> [Items from a dataset]:
■ ■ ■ ■ ■ ■ ■

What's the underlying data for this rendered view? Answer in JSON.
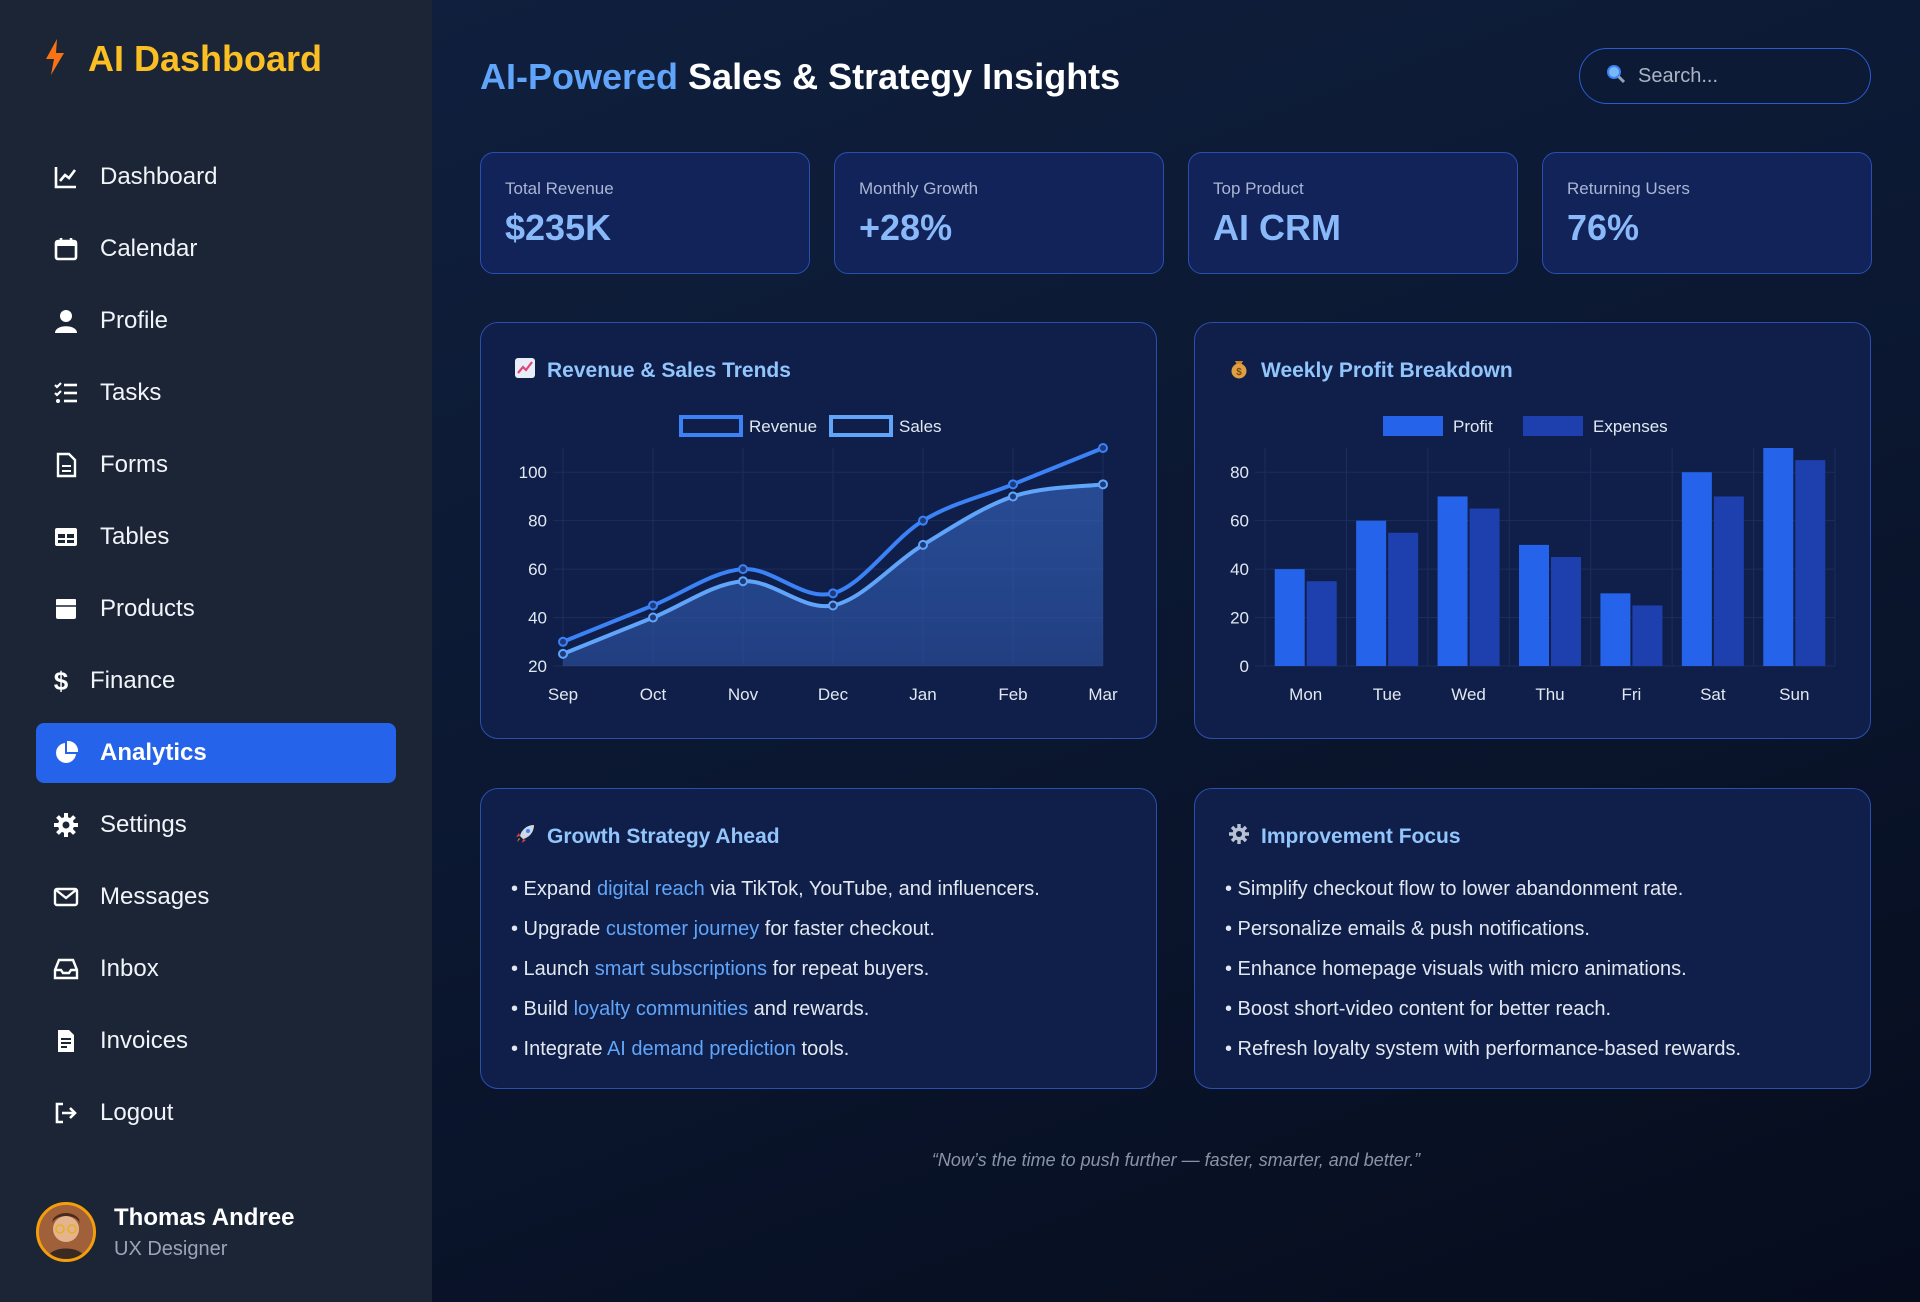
{
  "brand": {
    "name": "AI Dashboard",
    "icon": "bolt-icon"
  },
  "sidebar": {
    "items": [
      {
        "label": "Dashboard",
        "icon": "chart-line-icon"
      },
      {
        "label": "Calendar",
        "icon": "calendar-icon"
      },
      {
        "label": "Profile",
        "icon": "user-icon"
      },
      {
        "label": "Tasks",
        "icon": "list-check-icon"
      },
      {
        "label": "Forms",
        "icon": "file-icon"
      },
      {
        "label": "Tables",
        "icon": "table-icon"
      },
      {
        "label": "Products",
        "icon": "box-icon"
      },
      {
        "label": "Finance",
        "icon": "dollar-icon"
      },
      {
        "label": "Analytics",
        "icon": "pie-chart-icon",
        "active": true
      },
      {
        "label": "Settings",
        "icon": "gear-icon"
      },
      {
        "label": "Messages",
        "icon": "envelope-icon"
      },
      {
        "label": "Inbox",
        "icon": "inbox-icon"
      },
      {
        "label": "Invoices",
        "icon": "invoice-icon"
      },
      {
        "label": "Logout",
        "icon": "logout-icon"
      }
    ]
  },
  "user": {
    "name": "Thomas Andree",
    "role": "UX Designer"
  },
  "header": {
    "title_accent": "AI-Powered",
    "title_rest": " Sales & Strategy Insights",
    "search_placeholder": "Search..."
  },
  "stats": [
    {
      "label": "Total Revenue",
      "value": "$235K"
    },
    {
      "label": "Monthly Growth",
      "value": "+28%"
    },
    {
      "label": "Top Product",
      "value": "AI CRM"
    },
    {
      "label": "Returning Users",
      "value": "76%"
    }
  ],
  "charts_titles": {
    "revenue": "Revenue & Sales Trends",
    "profit": "Weekly Profit Breakdown"
  },
  "chart_data": [
    {
      "type": "line",
      "title": "Revenue & Sales Trends",
      "categories": [
        "Sep",
        "Oct",
        "Nov",
        "Dec",
        "Jan",
        "Feb",
        "Mar"
      ],
      "series": [
        {
          "name": "Revenue",
          "values": [
            30,
            45,
            60,
            50,
            80,
            95,
            110
          ],
          "color": "#3b82f6"
        },
        {
          "name": "Sales",
          "values": [
            25,
            40,
            55,
            45,
            70,
            90,
            95
          ],
          "color": "#60a5fa"
        }
      ],
      "yticks": [
        20,
        40,
        60,
        80,
        100
      ],
      "ylim": [
        20,
        110
      ],
      "legend": "top-center",
      "grid": true
    },
    {
      "type": "bar",
      "title": "Weekly Profit Breakdown",
      "categories": [
        "Mon",
        "Tue",
        "Wed",
        "Thu",
        "Fri",
        "Sat",
        "Sun"
      ],
      "series": [
        {
          "name": "Profit",
          "values": [
            40,
            60,
            70,
            50,
            30,
            80,
            90
          ],
          "color": "#2563eb"
        },
        {
          "name": "Expenses",
          "values": [
            35,
            55,
            65,
            45,
            25,
            70,
            85
          ],
          "color": "#1e40af"
        }
      ],
      "yticks": [
        0,
        20,
        40,
        60,
        80
      ],
      "ylim": [
        0,
        90
      ],
      "legend": "top-center",
      "grid": true
    }
  ],
  "growth": {
    "title": "Growth Strategy Ahead",
    "items": [
      {
        "pre": "• Expand ",
        "hl": "digital reach",
        "post": " via TikTok, YouTube, and influencers."
      },
      {
        "pre": "• Upgrade ",
        "hl": "customer journey",
        "post": " for faster checkout."
      },
      {
        "pre": "• Launch ",
        "hl": "smart subscriptions",
        "post": " for repeat buyers."
      },
      {
        "pre": "• Build ",
        "hl": "loyalty communities",
        "post": " and rewards."
      },
      {
        "pre": "• Integrate ",
        "hl": "AI demand prediction",
        "post": " tools."
      }
    ]
  },
  "improvement": {
    "title": "Improvement Focus",
    "items": [
      "• Simplify checkout flow to lower abandonment rate.",
      "• Personalize emails & push notifications.",
      "• Enhance homepage visuals with micro animations.",
      "• Boost short-video content for better reach.",
      "• Refresh loyalty system with performance-based rewards."
    ]
  },
  "quote": "“Now’s the time to push further — faster, smarter, and better.”",
  "colors": {
    "accent": "#2563eb",
    "brand": "#fbbf24",
    "highlight": "#60a5fa"
  }
}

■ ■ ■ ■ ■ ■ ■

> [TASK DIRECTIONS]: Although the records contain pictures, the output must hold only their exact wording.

> [RESPONSE AREA]:
What's the underlying data for this rendered view? Answer in JSON.
{
  "brand": {
    "name": "AI Dashboard",
    "icon": "bolt-icon"
  },
  "sidebar": {
    "items": [
      {
        "label": "Dashboard",
        "icon": "chart-line-icon"
      },
      {
        "label": "Calendar",
        "icon": "calendar-icon"
      },
      {
        "label": "Profile",
        "icon": "user-icon"
      },
      {
        "label": "Tasks",
        "icon": "list-check-icon"
      },
      {
        "label": "Forms",
        "icon": "file-icon"
      },
      {
        "label": "Tables",
        "icon": "table-icon"
      },
      {
        "label": "Products",
        "icon": "box-icon"
      },
      {
        "label": "Finance",
        "icon": "dollar-icon"
      },
      {
        "label": "Analytics",
        "icon": "pie-chart-icon",
        "active": true
      },
      {
        "label": "Settings",
        "icon": "gear-icon"
      },
      {
        "label": "Messages",
        "icon": "envelope-icon"
      },
      {
        "label": "Inbox",
        "icon": "inbox-icon"
      },
      {
        "label": "Invoices",
        "icon": "invoice-icon"
      },
      {
        "label": "Logout",
        "icon": "logout-icon"
      }
    ]
  },
  "user": {
    "name": "Thomas Andree",
    "role": "UX Designer"
  },
  "header": {
    "title_accent": "AI-Powered",
    "title_rest": " Sales & Strategy Insights",
    "search_placeholder": "Search..."
  },
  "stats": [
    {
      "label": "Total Revenue",
      "value": "$235K"
    },
    {
      "label": "Monthly Growth",
      "value": "+28%"
    },
    {
      "label": "Top Product",
      "value": "AI CRM"
    },
    {
      "label": "Returning Users",
      "value": "76%"
    }
  ],
  "charts_titles": {
    "revenue": "Revenue & Sales Trends",
    "profit": "Weekly Profit Breakdown"
  },
  "chart_data": [
    {
      "type": "line",
      "title": "Revenue & Sales Trends",
      "categories": [
        "Sep",
        "Oct",
        "Nov",
        "Dec",
        "Jan",
        "Feb",
        "Mar"
      ],
      "series": [
        {
          "name": "Revenue",
          "values": [
            30,
            45,
            60,
            50,
            80,
            95,
            110
          ],
          "color": "#3b82f6"
        },
        {
          "name": "Sales",
          "values": [
            25,
            40,
            55,
            45,
            70,
            90,
            95
          ],
          "color": "#60a5fa"
        }
      ],
      "yticks": [
        20,
        40,
        60,
        80,
        100
      ],
      "ylim": [
        20,
        110
      ],
      "legend": "top-center",
      "grid": true
    },
    {
      "type": "bar",
      "title": "Weekly Profit Breakdown",
      "categories": [
        "Mon",
        "Tue",
        "Wed",
        "Thu",
        "Fri",
        "Sat",
        "Sun"
      ],
      "series": [
        {
          "name": "Profit",
          "values": [
            40,
            60,
            70,
            50,
            30,
            80,
            90
          ],
          "color": "#2563eb"
        },
        {
          "name": "Expenses",
          "values": [
            35,
            55,
            65,
            45,
            25,
            70,
            85
          ],
          "color": "#1e40af"
        }
      ],
      "yticks": [
        0,
        20,
        40,
        60,
        80
      ],
      "ylim": [
        0,
        90
      ],
      "legend": "top-center",
      "grid": true
    }
  ],
  "growth": {
    "title": "Growth Strategy Ahead",
    "items": [
      {
        "pre": "• Expand ",
        "hl": "digital reach",
        "post": " via TikTok, YouTube, and influencers."
      },
      {
        "pre": "• Upgrade ",
        "hl": "customer journey",
        "post": " for faster checkout."
      },
      {
        "pre": "• Launch ",
        "hl": "smart subscriptions",
        "post": " for repeat buyers."
      },
      {
        "pre": "• Build ",
        "hl": "loyalty communities",
        "post": " and rewards."
      },
      {
        "pre": "• Integrate ",
        "hl": "AI demand prediction",
        "post": " tools."
      }
    ]
  },
  "improvement": {
    "title": "Improvement Focus",
    "items": [
      "• Simplify checkout flow to lower abandonment rate.",
      "• Personalize emails & push notifications.",
      "• Enhance homepage visuals with micro animations.",
      "• Boost short-video content for better reach.",
      "• Refresh loyalty system with performance-based rewards."
    ]
  },
  "quote": "“Now’s the time to push further — faster, smarter, and better.”",
  "colors": {
    "accent": "#2563eb",
    "brand": "#fbbf24",
    "highlight": "#60a5fa"
  }
}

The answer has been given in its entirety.